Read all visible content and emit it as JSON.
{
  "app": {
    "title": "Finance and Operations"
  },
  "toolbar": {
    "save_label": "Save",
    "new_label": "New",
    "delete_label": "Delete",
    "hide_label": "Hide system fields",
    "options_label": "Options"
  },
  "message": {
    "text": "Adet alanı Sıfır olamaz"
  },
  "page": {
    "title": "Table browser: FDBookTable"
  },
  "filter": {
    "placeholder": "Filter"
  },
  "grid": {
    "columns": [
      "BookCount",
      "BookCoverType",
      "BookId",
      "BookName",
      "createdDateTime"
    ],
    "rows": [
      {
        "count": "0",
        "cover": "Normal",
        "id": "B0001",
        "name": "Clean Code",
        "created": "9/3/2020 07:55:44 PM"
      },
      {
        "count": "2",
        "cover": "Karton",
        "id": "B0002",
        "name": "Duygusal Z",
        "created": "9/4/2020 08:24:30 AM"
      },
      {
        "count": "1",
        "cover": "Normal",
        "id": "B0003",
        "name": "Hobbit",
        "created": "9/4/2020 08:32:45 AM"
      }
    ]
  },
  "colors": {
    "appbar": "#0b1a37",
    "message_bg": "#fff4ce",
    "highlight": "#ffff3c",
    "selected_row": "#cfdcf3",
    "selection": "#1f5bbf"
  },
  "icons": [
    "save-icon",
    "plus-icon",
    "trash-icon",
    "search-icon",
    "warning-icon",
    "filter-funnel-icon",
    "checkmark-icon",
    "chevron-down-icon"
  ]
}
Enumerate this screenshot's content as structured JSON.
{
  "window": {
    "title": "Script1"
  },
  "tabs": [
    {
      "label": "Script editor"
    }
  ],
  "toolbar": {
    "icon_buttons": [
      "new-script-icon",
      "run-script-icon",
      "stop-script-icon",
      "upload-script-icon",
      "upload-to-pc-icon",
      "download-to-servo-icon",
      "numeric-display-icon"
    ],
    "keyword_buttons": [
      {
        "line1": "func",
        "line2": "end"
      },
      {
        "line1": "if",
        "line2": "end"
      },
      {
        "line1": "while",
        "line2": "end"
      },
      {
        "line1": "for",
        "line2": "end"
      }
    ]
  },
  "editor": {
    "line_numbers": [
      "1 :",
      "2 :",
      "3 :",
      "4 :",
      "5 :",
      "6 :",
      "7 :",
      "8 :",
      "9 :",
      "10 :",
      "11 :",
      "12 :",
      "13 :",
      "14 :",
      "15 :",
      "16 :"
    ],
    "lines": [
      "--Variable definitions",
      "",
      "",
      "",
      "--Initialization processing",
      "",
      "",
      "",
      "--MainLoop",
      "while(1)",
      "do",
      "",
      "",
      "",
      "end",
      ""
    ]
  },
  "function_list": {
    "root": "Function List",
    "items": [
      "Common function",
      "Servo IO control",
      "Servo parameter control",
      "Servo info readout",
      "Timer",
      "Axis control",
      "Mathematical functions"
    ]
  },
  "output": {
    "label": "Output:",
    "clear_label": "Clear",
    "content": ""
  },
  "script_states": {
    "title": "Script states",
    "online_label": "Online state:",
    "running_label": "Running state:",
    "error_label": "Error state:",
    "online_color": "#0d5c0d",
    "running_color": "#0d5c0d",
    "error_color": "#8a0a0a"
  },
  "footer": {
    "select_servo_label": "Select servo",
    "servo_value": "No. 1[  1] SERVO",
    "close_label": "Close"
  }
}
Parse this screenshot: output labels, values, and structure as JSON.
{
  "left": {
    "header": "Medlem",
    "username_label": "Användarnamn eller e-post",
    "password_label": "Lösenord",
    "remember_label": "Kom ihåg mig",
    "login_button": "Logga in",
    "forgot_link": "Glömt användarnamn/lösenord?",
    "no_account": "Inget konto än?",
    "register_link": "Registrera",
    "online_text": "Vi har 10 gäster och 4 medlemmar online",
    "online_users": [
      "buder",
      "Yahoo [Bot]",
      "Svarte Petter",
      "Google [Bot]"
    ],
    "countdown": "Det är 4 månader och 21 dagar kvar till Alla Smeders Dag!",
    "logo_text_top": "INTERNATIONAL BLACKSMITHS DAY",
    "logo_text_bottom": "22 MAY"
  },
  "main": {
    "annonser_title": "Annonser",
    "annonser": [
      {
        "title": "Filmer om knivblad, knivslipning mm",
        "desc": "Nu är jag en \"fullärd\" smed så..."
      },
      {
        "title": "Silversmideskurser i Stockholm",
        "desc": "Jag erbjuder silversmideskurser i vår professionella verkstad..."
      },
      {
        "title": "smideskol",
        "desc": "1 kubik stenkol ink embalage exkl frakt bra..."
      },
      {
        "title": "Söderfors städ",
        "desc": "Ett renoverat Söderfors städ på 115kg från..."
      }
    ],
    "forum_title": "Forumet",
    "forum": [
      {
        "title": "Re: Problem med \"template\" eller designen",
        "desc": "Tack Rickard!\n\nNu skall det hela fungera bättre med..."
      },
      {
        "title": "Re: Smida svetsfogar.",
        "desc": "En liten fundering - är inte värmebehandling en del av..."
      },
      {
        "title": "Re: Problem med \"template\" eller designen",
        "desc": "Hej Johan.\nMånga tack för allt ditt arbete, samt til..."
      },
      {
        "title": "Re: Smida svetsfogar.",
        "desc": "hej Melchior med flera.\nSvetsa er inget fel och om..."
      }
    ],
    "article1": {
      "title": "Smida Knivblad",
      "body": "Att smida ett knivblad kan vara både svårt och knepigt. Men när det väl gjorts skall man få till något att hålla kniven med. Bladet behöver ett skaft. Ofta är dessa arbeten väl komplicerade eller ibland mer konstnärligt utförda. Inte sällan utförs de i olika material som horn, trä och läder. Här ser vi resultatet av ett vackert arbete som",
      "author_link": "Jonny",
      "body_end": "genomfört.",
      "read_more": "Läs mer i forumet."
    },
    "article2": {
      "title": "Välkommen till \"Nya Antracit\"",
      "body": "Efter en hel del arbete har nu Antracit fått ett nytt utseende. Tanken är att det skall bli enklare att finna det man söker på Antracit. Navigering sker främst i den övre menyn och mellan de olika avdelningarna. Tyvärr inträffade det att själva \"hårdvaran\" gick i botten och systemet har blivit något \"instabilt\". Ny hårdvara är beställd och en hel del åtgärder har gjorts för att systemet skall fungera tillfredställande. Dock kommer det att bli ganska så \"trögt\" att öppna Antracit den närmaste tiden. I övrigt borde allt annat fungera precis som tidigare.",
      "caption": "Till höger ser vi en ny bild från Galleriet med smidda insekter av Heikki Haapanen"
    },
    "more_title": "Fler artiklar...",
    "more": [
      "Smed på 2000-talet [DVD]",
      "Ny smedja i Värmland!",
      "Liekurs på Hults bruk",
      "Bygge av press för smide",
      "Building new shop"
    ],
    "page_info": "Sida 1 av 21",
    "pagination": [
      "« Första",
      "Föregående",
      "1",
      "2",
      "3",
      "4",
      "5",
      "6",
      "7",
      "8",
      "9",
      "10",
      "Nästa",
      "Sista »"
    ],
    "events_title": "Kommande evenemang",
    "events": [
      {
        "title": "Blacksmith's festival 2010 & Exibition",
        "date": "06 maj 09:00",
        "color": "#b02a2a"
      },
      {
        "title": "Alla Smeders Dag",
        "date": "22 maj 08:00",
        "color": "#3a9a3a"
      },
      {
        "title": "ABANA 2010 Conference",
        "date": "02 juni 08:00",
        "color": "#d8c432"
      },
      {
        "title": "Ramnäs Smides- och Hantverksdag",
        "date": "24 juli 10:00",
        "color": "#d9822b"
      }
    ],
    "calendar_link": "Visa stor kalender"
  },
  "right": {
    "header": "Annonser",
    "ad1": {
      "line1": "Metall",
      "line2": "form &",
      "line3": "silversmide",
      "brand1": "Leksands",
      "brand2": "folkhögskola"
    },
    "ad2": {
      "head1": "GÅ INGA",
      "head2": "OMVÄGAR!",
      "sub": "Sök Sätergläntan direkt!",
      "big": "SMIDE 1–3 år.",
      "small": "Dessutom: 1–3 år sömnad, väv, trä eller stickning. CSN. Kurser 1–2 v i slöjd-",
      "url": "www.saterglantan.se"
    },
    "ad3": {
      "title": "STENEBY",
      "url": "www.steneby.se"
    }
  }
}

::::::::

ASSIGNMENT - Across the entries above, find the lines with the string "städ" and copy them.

RESULT FOR THIS EXERCISE -
        "title": "Söderfors städ",
        "desc": "Ett renoverat Söderfors städ på 115kg från..."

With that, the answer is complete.